It is precisely at this point that you can come unstuck if you aren’t prepared. Knowing which ideas might work and where needs good professional judgement and a great deal of subject knowledge. Increasing what you know about the topic you teach has to be the starting point for any teacher wanting to be more creative in the classroom. From extended subject knowledge comes the advantage of selecting from a sources and strands, rather than just having one option – especially if this is a textbook that the students also have access to. If you can draw on web research or other texts, then lessons should become more interesting for the students. We recenrtly observed a fantastic GCSE lesson where a teacher started by saying, “You know we talked about ‘motivation’ last week? Well, look what I found on the BBC News website yesterday…” The students were intrigued enough to want to know more and we watched as a group of 15 year old boys sat and read an article about the news and then talked about it, offering opinions which theories in matched up to and why the techniques mentioned might work.

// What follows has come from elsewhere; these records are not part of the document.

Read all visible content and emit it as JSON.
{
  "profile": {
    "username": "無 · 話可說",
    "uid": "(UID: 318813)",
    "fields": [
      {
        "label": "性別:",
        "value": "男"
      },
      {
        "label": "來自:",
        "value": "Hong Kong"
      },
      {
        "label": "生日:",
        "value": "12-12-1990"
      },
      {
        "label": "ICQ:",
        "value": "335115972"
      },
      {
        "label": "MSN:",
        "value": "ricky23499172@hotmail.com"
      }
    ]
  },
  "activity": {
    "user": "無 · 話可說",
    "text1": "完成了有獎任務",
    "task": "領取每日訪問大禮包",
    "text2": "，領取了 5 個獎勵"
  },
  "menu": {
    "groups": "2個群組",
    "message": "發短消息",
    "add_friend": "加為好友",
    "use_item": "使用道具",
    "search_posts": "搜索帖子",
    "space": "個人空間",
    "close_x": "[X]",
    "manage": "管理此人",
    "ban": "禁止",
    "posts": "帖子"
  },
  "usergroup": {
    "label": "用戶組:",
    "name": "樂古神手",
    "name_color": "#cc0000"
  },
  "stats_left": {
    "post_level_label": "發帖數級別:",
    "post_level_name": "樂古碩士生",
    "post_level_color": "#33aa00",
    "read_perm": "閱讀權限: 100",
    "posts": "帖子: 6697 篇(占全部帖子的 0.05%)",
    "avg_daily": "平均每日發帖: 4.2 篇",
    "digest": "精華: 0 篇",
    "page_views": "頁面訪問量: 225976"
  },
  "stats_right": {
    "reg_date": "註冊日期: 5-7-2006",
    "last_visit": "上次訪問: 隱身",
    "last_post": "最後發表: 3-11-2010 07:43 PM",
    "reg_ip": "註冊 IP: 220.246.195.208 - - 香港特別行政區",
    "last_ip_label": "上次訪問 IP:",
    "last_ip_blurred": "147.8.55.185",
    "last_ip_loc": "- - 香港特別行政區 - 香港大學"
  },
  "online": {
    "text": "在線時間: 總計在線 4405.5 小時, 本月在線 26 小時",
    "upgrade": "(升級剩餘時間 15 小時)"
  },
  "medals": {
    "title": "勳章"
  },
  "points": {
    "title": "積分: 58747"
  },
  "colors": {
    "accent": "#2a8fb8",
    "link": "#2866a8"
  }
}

The teacher had done little more than type in a keyword to a search box, but the key thing was that they wanted to know more about the topic. Securing your own subject knowledge and being able to draw on a range of sources is the first step to creativity.
Here a couple of famous examples. The hip-hop star Jay-Z truns up to the recording studio without a single sheet of paper and then spits out an entire album of songs just from head. It might seem that the man is just incredibly gifted, and he is, but the recording is the last part of a long process for him. He speaks the songs in his head thousands of times before he commits to tape and refines them over and over, calling new influences and words along the way. When the producer hits the record button, Jay-Z has knowledge – both of how to construct a song and what each new track will be filled with. If Jay-Z had just read Mark Kermode’s Film Blog during his ride to the studio then the results would have been disastrous for his music (although he would have gained some insight into the workings of film censorship).

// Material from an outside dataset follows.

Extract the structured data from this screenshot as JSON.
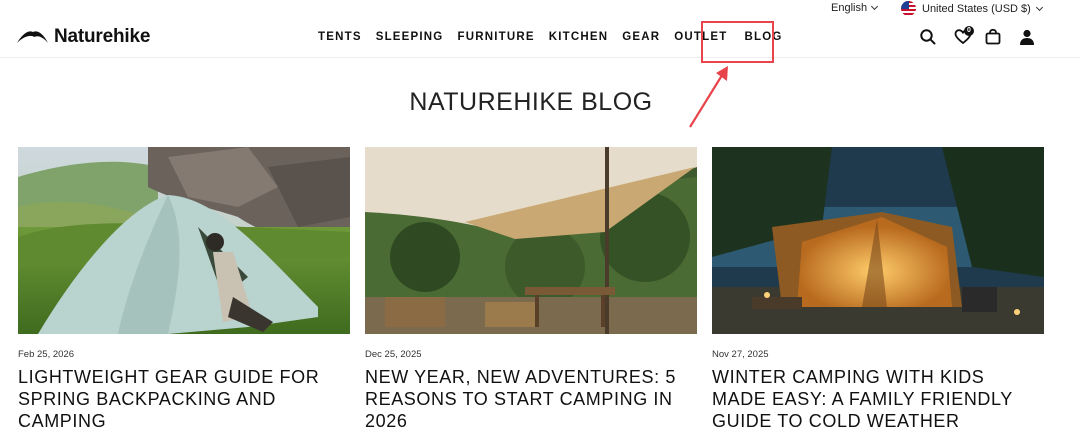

Eddie Izzard used to do something similar. He never created a script for his shows and gigs. He would make a board that contained ideas and topics, things that were in his head and talk around them. This was not simply improvisation, it was a aide to remember the main gags that were already in his head. What followed was a highly original and organic show that mesmerised the audience, but the craft and understanding of comedy and material was behind it all the time.
There is hard research to back this up too. K. Ecclestone has identified three levels of autonomy for learning. She suggests that before a someone can play around with ideas and interact with others, using them as sparks of inspiration, they must first possess ‘procedural autonomy’ – the nuts and bolts of the the subject; the language and the necessary techniques that create an understanding of how the subject works. Once this is achieved, creativity can be achieved because space has been created for autonomy of thought (Ecclestone, 2002).
This applies to creativity as well. In order to be creative, you need to understand your subject so that you know where the creative bits can fit without destroying the core of the learning within the lesson or scheme you are creating.
Reading new and weird things is great, but reading about your subject and finding a range of sources and stories is essential.